- Music stores in Pakistan find it incredibly difficult to support themselves, and for artists’ access to musical instruments becomes impossible – forcing them to have to import from abroad at high prices that involve customs duties etc.
- The market/demand for music in rural areas of Pakistan – contrary to popular perceptions – is significant, and entire stadiums may be filled up with relative ease. Ultimately it all depends on the organizers and how they execute it depending on the context.
- We don’t have a music channel anymore; I grew up listening to songs on channels – which has dwindled with time. In fact, channels demand money from artists themselves to air their music.
- Channels such as Spotify etc. are region based, meaning that the same number of listeners from USA are worth more than those from Pakistan – which creates an uneven playing field on the global level.
- Revenue depends on the type of concert, for instance, qawwali and sufi music have a presence in Pakistan and people are willing to pay for them as compared to other more marginal areas.
- Music instructors have a tremendous role to play in cultivating talent among the arts community and they are forgotten about (both literally as well as in terms of monetary compensation) once their pupils become successful.
- Once governments find out that events are ticketed, they cut 60% of revenues – leaving a small amount remaining for musicians and the cost of logistics, planning, and salaries, etc.
- People are willing to pay, sometimes through their noses, to see certain artists like Atif Aslam – but again, those are the overwhelming minority.
- Radio is also an unproductive channel because although it plays music it does not pay royalties to artists.

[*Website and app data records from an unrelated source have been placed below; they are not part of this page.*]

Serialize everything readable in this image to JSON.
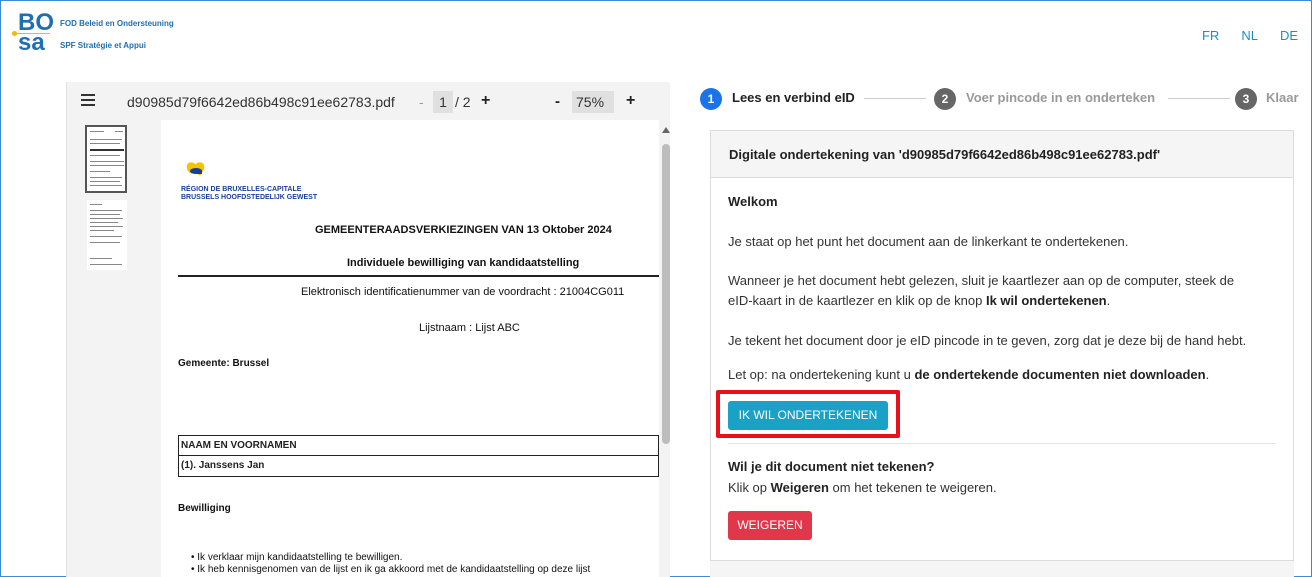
{
  "header": {
    "logo_line1": "BO",
    "logo_line2": "sa",
    "org_nl": "FOD Beleid en Ondersteuning",
    "org_fr": "SPF Stratégie et Appui",
    "languages": [
      "FR",
      "NL",
      "DE"
    ]
  },
  "viewer": {
    "filename": "d90985d79f6642ed86b498c91ee62783.pdf",
    "page_prev": "-",
    "current_page": "1",
    "total_pages": "/ 2",
    "page_next": "+",
    "zoom_out": "-",
    "zoom": "75%",
    "zoom_in": "+"
  },
  "document": {
    "region_fr": "RÉGION DE BRUXELLES-CAPITALE",
    "region_nl": "BRUSSELS HOOFDSTEDELIJK GEWEST",
    "title": "GEMEENTERAADSVERKIEZINGEN VAN 13 Oktober 2024",
    "subtitle": "Individuele bewilliging van kandidaatstelling",
    "ident": "Elektronisch identificatienummer van de voordracht : 21004CG011",
    "list_name": "Lijstnaam : Lijst ABC",
    "municipality": "Gemeente: Brussel",
    "table_header": "NAAM EN VOORNAMEN",
    "table_row": "(1).  Janssens Jan",
    "section": "Bewilliging",
    "bullet1": "•  Ik verklaar mijn kandidaatstelling te bewilligen.",
    "bullet2": "•  Ik heb kennisgenomen van de lijst en ik ga akkoord met de kandidaatstelling op deze lijst"
  },
  "stepper": {
    "steps": [
      {
        "num": "1",
        "label": "Lees en verbind eID"
      },
      {
        "num": "2",
        "label": "Voer pincode in en onderteken"
      },
      {
        "num": "3",
        "label": "Klaar"
      }
    ]
  },
  "card": {
    "title": "Digitale ondertekening van 'd90985d79f6642ed86b498c91ee62783.pdf'",
    "welcome": "Welkom",
    "p1": "Je staat op het punt het document aan de linkerkant te ondertekenen.",
    "p2a": "Wanneer je het document hebt gelezen, sluit je kaartlezer aan op de computer, steek de",
    "p2b_pre": "eID-kaart in de kaartlezer en klik op de knop ",
    "p2b_bold": "Ik wil ondertekenen",
    "p2b_post": ".",
    "p3": "Je tekent het document door je eID pincode in te geven, zorg dat je deze bij de hand hebt.",
    "p4_pre": "Let op: na ondertekening kunt u ",
    "p4_bold": "de ondertekende documenten niet downloaden",
    "p4_post": ".",
    "sign_button": "IK WIL ONDERTEKENEN",
    "refuse_heading": "Wil je dit document niet tekenen?",
    "refuse_pre": "Klik op ",
    "refuse_bold": "Weigeren",
    "refuse_post": " om het tekenen te weigeren.",
    "refuse_button": "WEIGEREN"
  },
  "colors": {
    "accent": "#1ba1c6",
    "step_active": "#1a73e8",
    "step_inactive": "#666666",
    "danger": "#e1374b",
    "highlight": "#e8101b",
    "brand": "#1f6fb2"
  }
}
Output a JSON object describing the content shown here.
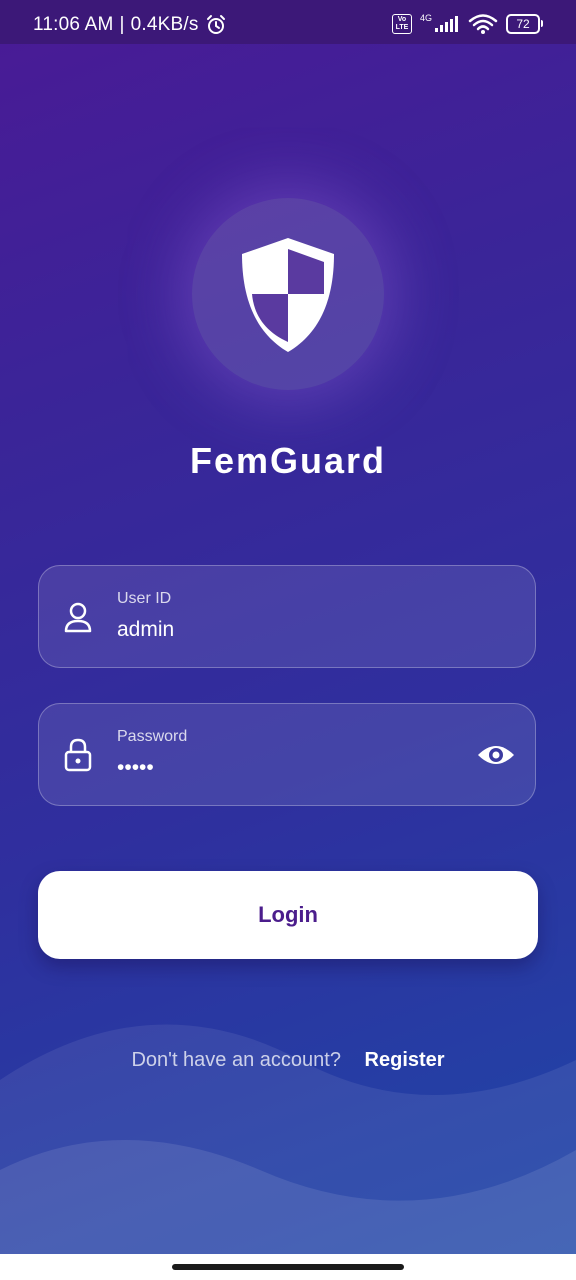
{
  "status_bar": {
    "time": "11:06 AM",
    "separator": "|",
    "network_speed": "0.4KB/s",
    "alarm_icon": "alarm-icon",
    "volte_label": "Vo LTE",
    "network_type": "4G",
    "battery_level": "72"
  },
  "app": {
    "logo_icon": "shield-icon",
    "title": "FemGuard"
  },
  "form": {
    "user_id": {
      "label": "User ID",
      "value": "admin",
      "icon": "user-icon"
    },
    "password": {
      "label": "Password",
      "value": "•••••",
      "icon": "lock-icon",
      "toggle_icon": "eye-icon"
    },
    "login_label": "Login"
  },
  "register": {
    "prompt": "Don't have an account?",
    "link_label": "Register"
  },
  "colors": {
    "gradient_top": "#4a1a96",
    "gradient_bottom": "#1f47a8",
    "button_text": "#4b1d8c",
    "button_bg": "#ffffff"
  }
}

- Due to a lack of opportunities, a significant number of musicians need (including myself) need to go into parallel professions such as teaching in order to ensure a steady stream of income: although for me, I’ve discovered a love of teaching music since I began doing it and it helps me fulfil my passion.
- People are not willing to pay for performances: the maximum venues do is offer to cover logistics/planning costs on behalf of artists but it’s always tough in Pakistan to make arrangements for a proportion of the revenues going to artists themselves for their performances at shows and festivals.
- Performing at cafes and restaurants etc. is not a socially accepted in Pakistan. It is considered taboo and looked down upon, whereas in other countries it is perfectly normal. The culture is extremely restrictive.
- During COVID, there were certain SOPs related constraints – but the situation is now a lot better with regards to NOCs, especially in Lahore: we try to be as lax as possible
- When Coke Studio approached me, I was frankly a bit surprised because I have a small niche which says something about the overall accessibility of these giant platforms.
- After joining the civil service, I think I grew as an artist – serving at remote areas and playing with artists there helped me enhance my creative capacities, gave me new ideas for music, and I derive a lot of joy from it.
- It’s hard to commercialize music in remote areas, though, due to the cultural differences.
From the government’s side: 1) musicians, writers, and poets from the folk tradition in particular should be facilitated via jobs or representation in departments etc., 2) create an environment to facilitate classical musicians to gain exposure to the international market by sending them to international platforms/festivals, 3) foster conditions for musicians to be able to play in remote, rural areas in order to incorporate the marginalized into the process.